These new retail electricity tariffs require a digital electricity meter that can record consumption in 30-minute intervals and provide that data to your electricity retailer (usually via a 4g connection, instead of being read each quarter by a meter reader coming your house). Known as a smart meter, this type of meter is the standard type of meter now installed in new homes, as well as other situations including when a customer installs solar, when their existing meter requires replacement. Older style meters due to failure or a customer chooses to move a demand or time of use tariff. Older style meters that do not have this capability are referred to as ‘basic Type 6 meters’. Visit the Queensland Government's Digital meters website for more information about the requirements for electricity metering in Queensland.

  • The rates and structures of tariffs that electricity retailers offer to their customers is ultimately up to the decision of the retailer. Whilst network tariffs imposed on the electricity retailers are moving to demand and time of use-based tariffs (for customers with a smart meter from 1 July 2021), electricity retailers can choose when or if they pass on to their customers tariffs that have charges based on demand and/or time of use.

If you move to a time of use energy or time of use demand tariff, we’ve compiled some tips and hints to help you understand the ways to manage your electricity use in your home, to help you save on your power bills.

What are the residential network tariff options?

We publish full details on the residential and business tariffs in our network pricing guide. The following provides a high level summary of our residential network tariffs. Remember, electricity retailers tariff offerings to customers may vary from the network tariff structures below, so always check with your retailer regarding their tariff options.

The below charges are valid from 1 July 2023 to 30 June 2024.

Tariff  type Tariff name Fixed daily charge Consumption (kWh) charge Demand (kW) charge Key eligibility criteria
Primary tariff Residential Flat (NTC8400)  $0.550/day  $0.07907/kWh No Only for customers with an older style meter - not a 'smart meter'.
Residential Transitional Demand (NTC3900)2  $0.532/day Flat rate charge
$0.0328/kWh
Monthly charge based on highest half hourly demand between 4pm to 9pm weekdays and weekends.

$4.213/kW/month

Must have a smart meter.

Where customers are changing from a basic meter to a smart meter due to a meter failure, they must move to this tariff after 12 months.

Residential Demand (NTC3700) 2  $0.532/day  Flat rate charge
$0.023128/kWh
Monthly charge based on highest half hourly demand between 4pm to 9pm weekdays and weekends.

$7.936/kW/month
Must have a smart meter.
Residential Time of Use (ToU) Energy  (NTC6900) $0.532/day Charges based on when electricity is used
  • Evening: 4pm to 9pm $0.15936/kWh
  • Overnight: 9pm to 9am
    $0.03513/kWh
  • Day: 9am to 4pm
    $0.0284/kWh
No Must have a smart meter.
Secondary tariff Economy (NTC9100) No Flat rate charge
$0.04556/kWh
No Must be used in conjunction with one of the above primary tariffs.
Super Economy (TNC9000) No Flat rate charge
$0.03455/kWh
No Must be used in conjunction with one of the above primary tariffs.

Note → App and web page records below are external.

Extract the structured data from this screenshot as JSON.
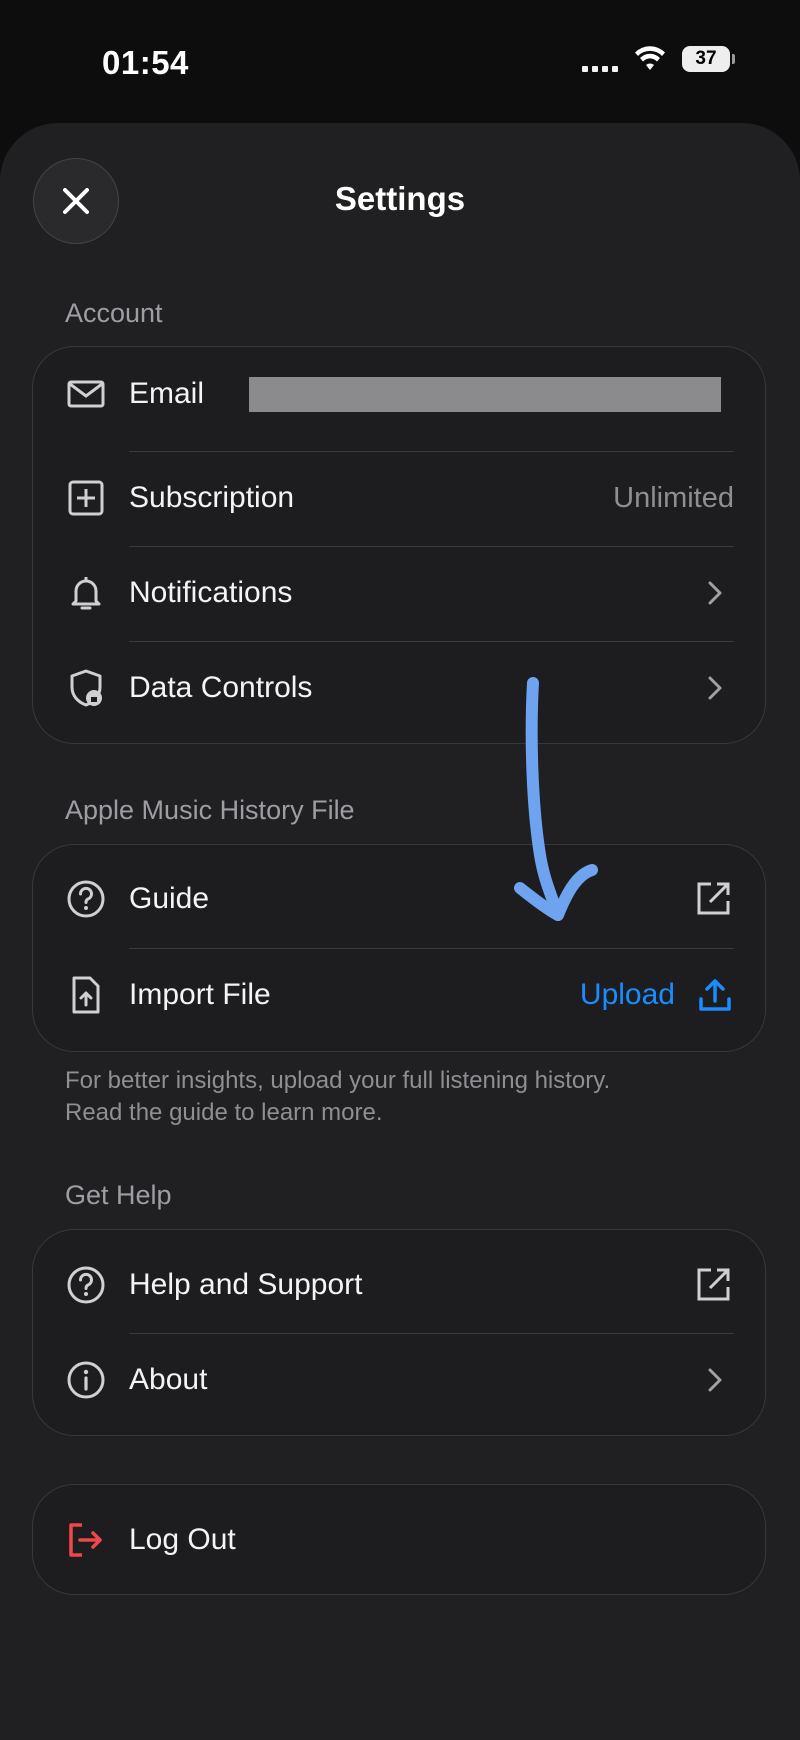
{
  "status_bar": {
    "time": "01:54",
    "battery": "37"
  },
  "header": {
    "title": "Settings"
  },
  "sections": {
    "account": {
      "label": "Account",
      "email_label": "Email",
      "subscription_label": "Subscription",
      "subscription_value": "Unlimited",
      "notifications_label": "Notifications",
      "data_controls_label": "Data Controls"
    },
    "history": {
      "label": "Apple Music History File",
      "guide_label": "Guide",
      "import_label": "Import File",
      "upload_label": "Upload",
      "footnote_line1": "For better insights, upload your full listening history.",
      "footnote_line2": "Read the guide to learn more."
    },
    "help": {
      "label": "Get Help",
      "support_label": "Help and Support",
      "about_label": "About"
    },
    "logout_label": "Log Out"
  },
  "colors": {
    "accent": "#1a8cff",
    "danger": "#f0474a",
    "annotation_arrow": "#6ea3f0"
  }
}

Need more information on which tariff is best for you?

We hope the above information has explained how network tariffs work and you now have a better idea of your tariff options to be able to discuss with your electricity retailer.

We understand that many consumers can find tariffs complicated – if you have more questions, you can email us at residentialtariffs@energyq.com.au and we’ll do our best to help you. But remember that as retail electricity tariffs vary across retailers, they are the best to provide advice on tariff options and any personalised tariff advice for you.

For more tariff information, visit our Pricing & tariffs web page.

Important information

  1. At applicable variable rates.
  2. The difference between the Residential Transitional Demand and the Residential Demand tariff is that the Residential Transitional Demand tariff is intended to be an introductory demand tariff which incorporates a lower demand price compared to the Residential Demand tariff. This tariff allows residential customers to adjust to the concept of demand they may not be familiar with.